By Colorado Review Associate Editor Esther Hayes
In the last few weeks, I have seen many posts online saying things like “Imagine all the great music and films and books that will come out of this quarantine!” And while I certainly understand that impulse—it is an impulse to shine a light of positivity through the very frightening and dark time we are living through, because we, as a society, are suffering, and we lean on the arts to bring us joy in dark times. But sometimes when we are in pain it is hard to imagine that those we rely on may also be struggling. And artists are struggling; I have received desperate pleas from artistic entities ranging from literary magazines crippled by AWP’s low attendance, to my local independent movie theater, to the Metropolitan Opera. To suggest that at the end of this global pandemic, there will be an absolute plethora of wonderful art to sink our teeth into is to suggest that musicians with canceled tours, actors and dancers without performances, cinematographers and screenwriters without television production and film shoots, writers without sales from local bookstores or canceled book tours and launches—that is, artists who have lost the already flimsy infrastructure upon which living as an artist is built—should pull it together and produce great work. Because tragedy makes great art, doesn’t it?
On the best days, artists are already working in extreme conditions: music, art, and theater programs are often the first things cut from school; higher education in the arts is prohibitively expensive; making art often requires a freelance lifestyle, working paycheck to paycheck without any benefits or financial security; striving to be a poet or musician or painter or actor is often a goal considered flippant and unrealistic by well-meaning friends and family members. Because while our culture consumes art voraciously, we do not value artists. Or perhaps we have a hard time connecting the artist with the art, because we have never been asked to. We are not asked to value and consider and support the early struggles and efforts of a young touring theater actor making fifty dollars a week until he becomes America’s Dad, or the penniless single mother who survived on welfare because she believed in a boy named Harry Potter.
Artists do not create to make money. If that is their initial assumption, they quickly learn how misguided that is. Artists do not create to be famous—how many of us have watched and loved and turned to Tiger King? Yet how many of us can name the director, cinematographer, editors, producers? Artists make because we know that the ability to connect with other humans through art is a worthwhile goal. We know that there will likely be no money or fame. We know that we will have to get used to the expressions that strangers make when we say, “I’m a poet.” And yet in the face of all of this disregard, all of this suffering, artists still create. Because we believe in the power of that creation.
Asking or assuming that when we come out the other side of this global pandemic that amazing new music, stories, films, ballets will be waiting for us is a facet of the same disregard for the process of making art that we have imposed upon creatives for a long time, only this time it is under the guise of optimism, the guise of picking back up and starting over.
If you have the itch to create, by all means do—we support you, we care about your well-being, and we can’t wait to read, watch, see what you built out of this unprecedented situation.
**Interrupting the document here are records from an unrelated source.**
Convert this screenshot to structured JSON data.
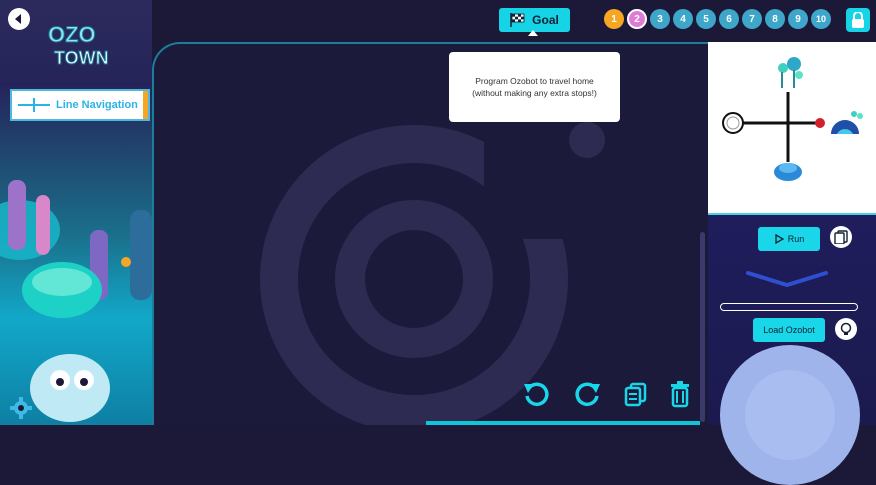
{
  "sidebar": {
    "logo_text_top": "OZO",
    "logo_text_bottom": "TOWN",
    "mode_label": "Line Navigation"
  },
  "topbar": {
    "goal_label": "Goal",
    "tooltip_line1": "Program Ozobot to travel home",
    "tooltip_line2": "(without making any extra stops!)",
    "levels": [
      {
        "label": "1",
        "color": "#f5a623",
        "state": "complete"
      },
      {
        "label": "2",
        "color": "#e07ad9",
        "state": "current"
      },
      {
        "label": "3",
        "color": "#3ea6c8",
        "state": "open"
      },
      {
        "label": "4",
        "color": "#3ea6c8",
        "state": "open"
      },
      {
        "label": "5",
        "color": "#3ea6c8",
        "state": "open"
      },
      {
        "label": "6",
        "color": "#3ea6c8",
        "state": "open"
      },
      {
        "label": "7",
        "color": "#3ea6c8",
        "state": "open"
      },
      {
        "label": "8",
        "color": "#3ea6c8",
        "state": "open"
      },
      {
        "label": "9",
        "color": "#3ea6c8",
        "state": "open"
      },
      {
        "label": "10",
        "color": "#3ea6c8",
        "state": "open"
      }
    ]
  },
  "controls": {
    "run_label": "Run",
    "load_label": "Load Ozobot"
  },
  "colors": {
    "accent": "#16d4e6",
    "canvas_bg": "#1c1a3a",
    "panel_bg": "#1f1d5c"
  }
}
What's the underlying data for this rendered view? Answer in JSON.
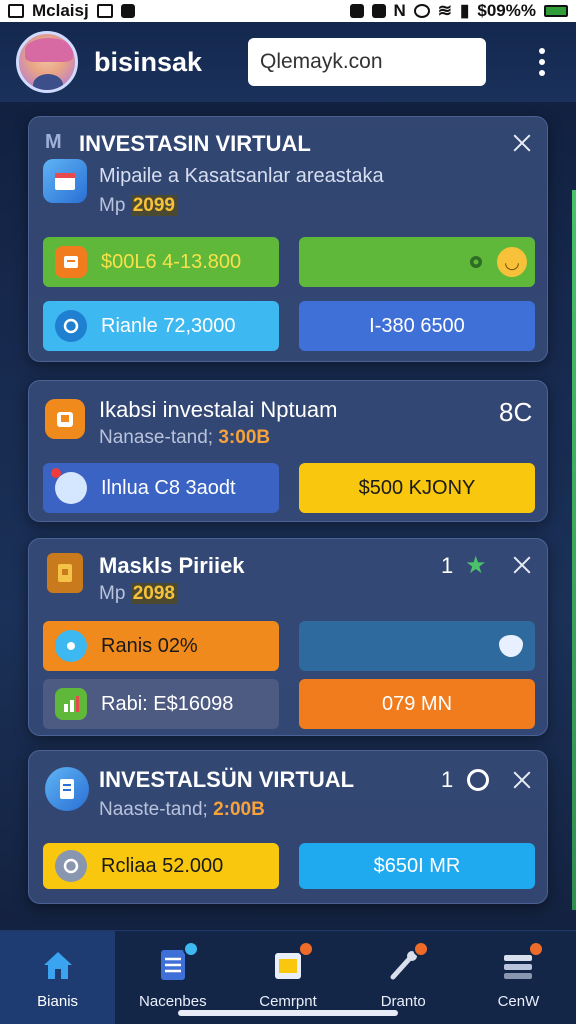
{
  "status_bar": {
    "carrier": "Mclaisj",
    "battery_text": "$09%%"
  },
  "header": {
    "app_name": "bisinsak",
    "search_value": "Qlemayk.con"
  },
  "cards": [
    {
      "title": "INVESTASIN VIRTUAL",
      "title_prefix": "M",
      "subtitle": "Mipaile a Kasatsanlar areastaka",
      "meta_label": "Mp",
      "meta_value": "2099",
      "buttons": [
        "$00L6 4-13.800",
        "",
        "Rianle 72,3000",
        "I-380 6500"
      ]
    },
    {
      "title": "Ikabsi investalai Nptuam",
      "meta_label": "Nanase-tand;",
      "meta_value": "3:00B",
      "count": "8C",
      "buttons": [
        "Ilnlua C8 3aodt",
        "$500 KJONY"
      ]
    },
    {
      "title": "Maskls Piriiek",
      "meta_label": "Mp",
      "meta_value": "2098",
      "count": "1",
      "buttons": [
        "Ranis 02%",
        "",
        "Rabi: E$16098",
        "079 MN"
      ]
    },
    {
      "title": "INVESTALSÜN VIRTUAL",
      "meta_label": "Naaste-tand;",
      "meta_value": "2:00B",
      "count": "1",
      "buttons": [
        "Rcliaa 52.000",
        "$650I MR"
      ]
    }
  ],
  "nav": [
    {
      "label": "Bianis",
      "icon": "home-icon",
      "active": true
    },
    {
      "label": "Nacenbes",
      "icon": "document-icon"
    },
    {
      "label": "Cemrpnt",
      "icon": "clipboard-icon"
    },
    {
      "label": "Dranto",
      "icon": "wrench-icon"
    },
    {
      "label": "CenW",
      "icon": "stack-icon"
    }
  ],
  "colors": {
    "accent_orange": "#f08a1c",
    "green": "#5fb83a",
    "blue": "#3f70d8",
    "sky": "#3db8f0",
    "yellow": "#f9c80e",
    "orange": "#f07c1e"
  }
}
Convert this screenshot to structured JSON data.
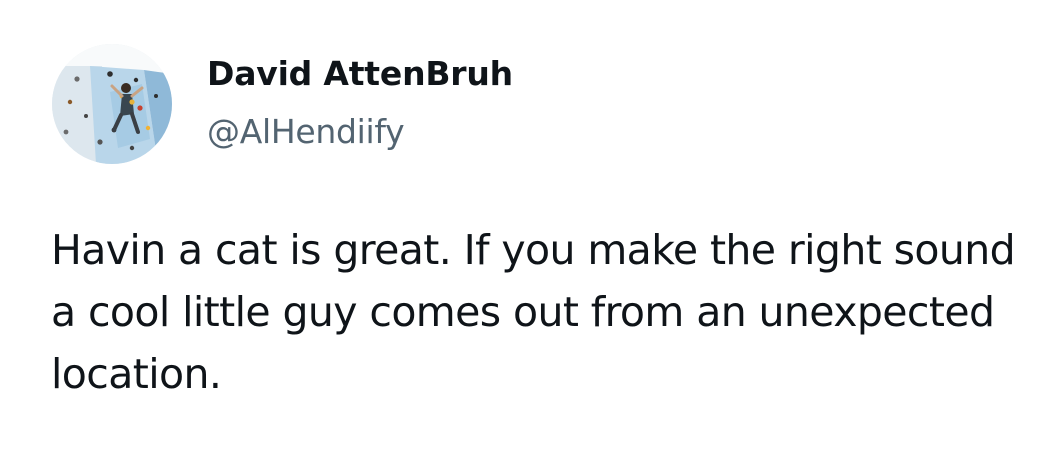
{
  "author": {
    "display_name": "David AttenBruh",
    "handle": "@AlHendiify",
    "avatar_icon": "climbing-wall-photo"
  },
  "tweet": {
    "text": "Havin a cat is great. If you make the right sound a cool little guy comes out from an unexpected location."
  },
  "colors": {
    "text": "#0f1419",
    "handle": "#536471",
    "background": "#ffffff"
  }
}
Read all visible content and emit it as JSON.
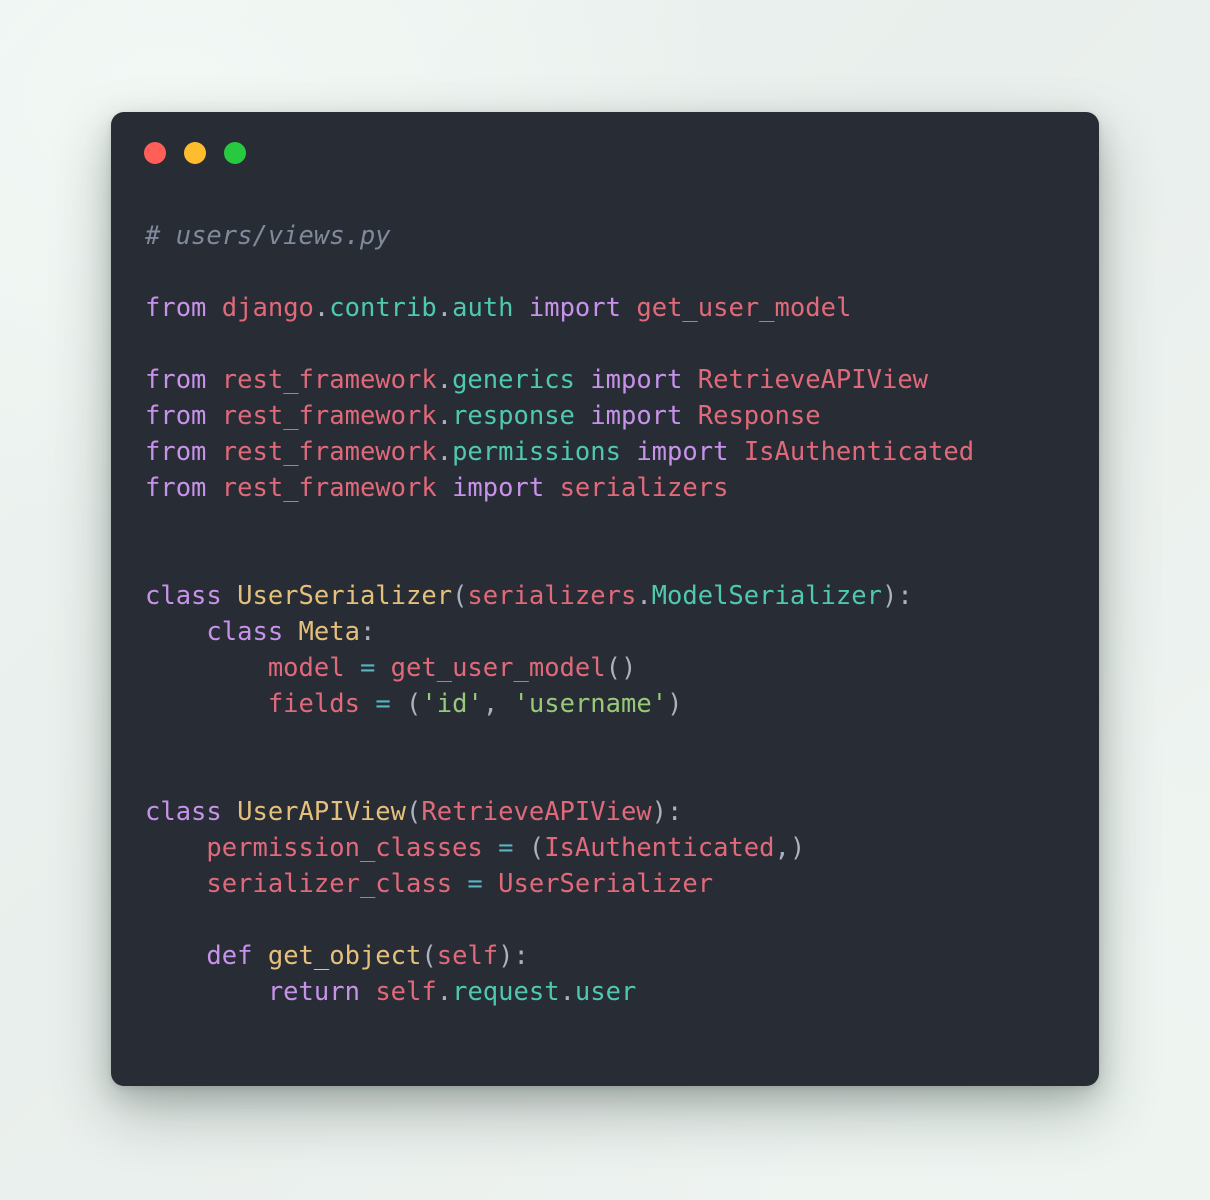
{
  "window": {
    "name": "code-snippet-window",
    "background_color": "#282c35",
    "traffic_lights": [
      {
        "name": "close-button",
        "color": "#ff5f56"
      },
      {
        "name": "minimize-button",
        "color": "#ffbd2e"
      },
      {
        "name": "maximize-button",
        "color": "#27c93f"
      }
    ]
  },
  "page": {
    "background_gradient_start": "#eef4f1",
    "background_gradient_end": "#e9efec"
  },
  "code": {
    "language": "python",
    "filename_comment": "# users/views.py",
    "theme_colors": {
      "comment": "#7f8a9b",
      "keyword": "#c792ea",
      "module": "#e0697a",
      "attribute": "#4ec9b0",
      "class_name": "#e5c07b",
      "function_name": "#e5c07b",
      "string": "#97c978",
      "operator": "#56b6c2",
      "punctuation": "#abb2bf",
      "default_text": "#c8ccd4"
    },
    "plain_text": "# users/views.py\n\nfrom django.contrib.auth import get_user_model\n\nfrom rest_framework.generics import RetrieveAPIView\nfrom rest_framework.response import Response\nfrom rest_framework.permissions import IsAuthenticated\nfrom rest_framework import serializers\n\n\nclass UserSerializer(serializers.ModelSerializer):\n    class Meta:\n        model = get_user_model()\n        fields = ('id', 'username')\n\n\nclass UserAPIView(RetrieveAPIView):\n    permission_classes = (IsAuthenticated,)\n    serializer_class = UserSerializer\n\n    def get_object(self):\n        return self.request.user",
    "lines": [
      {
        "n": 1,
        "text": "# users/views.py"
      },
      {
        "n": 2,
        "text": ""
      },
      {
        "n": 3,
        "text": "from django.contrib.auth import get_user_model"
      },
      {
        "n": 4,
        "text": ""
      },
      {
        "n": 5,
        "text": "from rest_framework.generics import RetrieveAPIView"
      },
      {
        "n": 6,
        "text": "from rest_framework.response import Response"
      },
      {
        "n": 7,
        "text": "from rest_framework.permissions import IsAuthenticated"
      },
      {
        "n": 8,
        "text": "from rest_framework import serializers"
      },
      {
        "n": 9,
        "text": ""
      },
      {
        "n": 10,
        "text": ""
      },
      {
        "n": 11,
        "text": "class UserSerializer(serializers.ModelSerializer):"
      },
      {
        "n": 12,
        "text": "    class Meta:"
      },
      {
        "n": 13,
        "text": "        model = get_user_model()"
      },
      {
        "n": 14,
        "text": "        fields = ('id', 'username')"
      },
      {
        "n": 15,
        "text": ""
      },
      {
        "n": 16,
        "text": ""
      },
      {
        "n": 17,
        "text": "class UserAPIView(RetrieveAPIView):"
      },
      {
        "n": 18,
        "text": "    permission_classes = (IsAuthenticated,)"
      },
      {
        "n": 19,
        "text": "    serializer_class = UserSerializer"
      },
      {
        "n": 20,
        "text": ""
      },
      {
        "n": 21,
        "text": "    def get_object(self):"
      },
      {
        "n": 22,
        "text": "        return self.request.user"
      }
    ],
    "tokens": {
      "keywords": [
        "from",
        "import",
        "class",
        "def",
        "return"
      ],
      "modules": [
        "django",
        "rest_framework",
        "get_user_model",
        "RetrieveAPIView",
        "Response",
        "IsAuthenticated",
        "serializers",
        "self"
      ],
      "attributes": [
        "contrib",
        "auth",
        "generics",
        "response",
        "permissions",
        "ModelSerializer",
        "request",
        "user"
      ],
      "class_names": [
        "UserSerializer",
        "Meta",
        "UserAPIView"
      ],
      "function_names": [
        "get_object"
      ],
      "variables": [
        "model",
        "fields",
        "permission_classes",
        "serializer_class"
      ],
      "strings": [
        "'id'",
        "'username'"
      ]
    }
  }
}
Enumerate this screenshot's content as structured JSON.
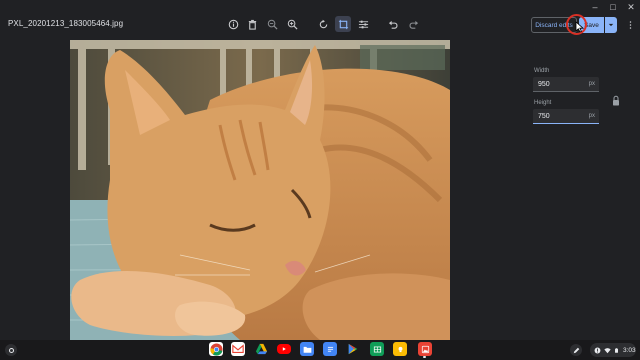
{
  "file": {
    "name": "PXL_20201213_183005464.jpg"
  },
  "toolbar": {
    "discard_label": "Discard edits",
    "save_label": "Save"
  },
  "resize": {
    "width_label": "Width",
    "width_value": "950",
    "width_unit": "px",
    "height_label": "Height",
    "height_value": "750",
    "height_unit": "px"
  },
  "shelf": {
    "apps": [
      "Chrome",
      "Gmail",
      "Google Drive",
      "YouTube",
      "Files",
      "Google Docs",
      "Play Store",
      "Google Sheets",
      "Google Keep",
      "Gallery"
    ],
    "time": "3:03"
  },
  "colors": {
    "accent": "#8ab4f8",
    "background": "#202124",
    "click_highlight": "#d93025"
  }
}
But if this is all too much, if you think it is absurd to be asked to write the next great American novel while you are worried about how you will feed your family, if you are starting to maybe hate Shakespeare a little upon the umpteenth time reading about his productivity, that is okay. It is not you, the artist, who is failing. The failure resides with a society that believes that work should come easier, should flow more naturally in the face of tragedy. The failure resides in a society that takes for granted the selfless and incredible drive of those that believe in the power of human connection through creation. Maybe instead of imagining all that could come out of this confinement and suffering, we should be imagining the kind of art that could be created out of support and respect.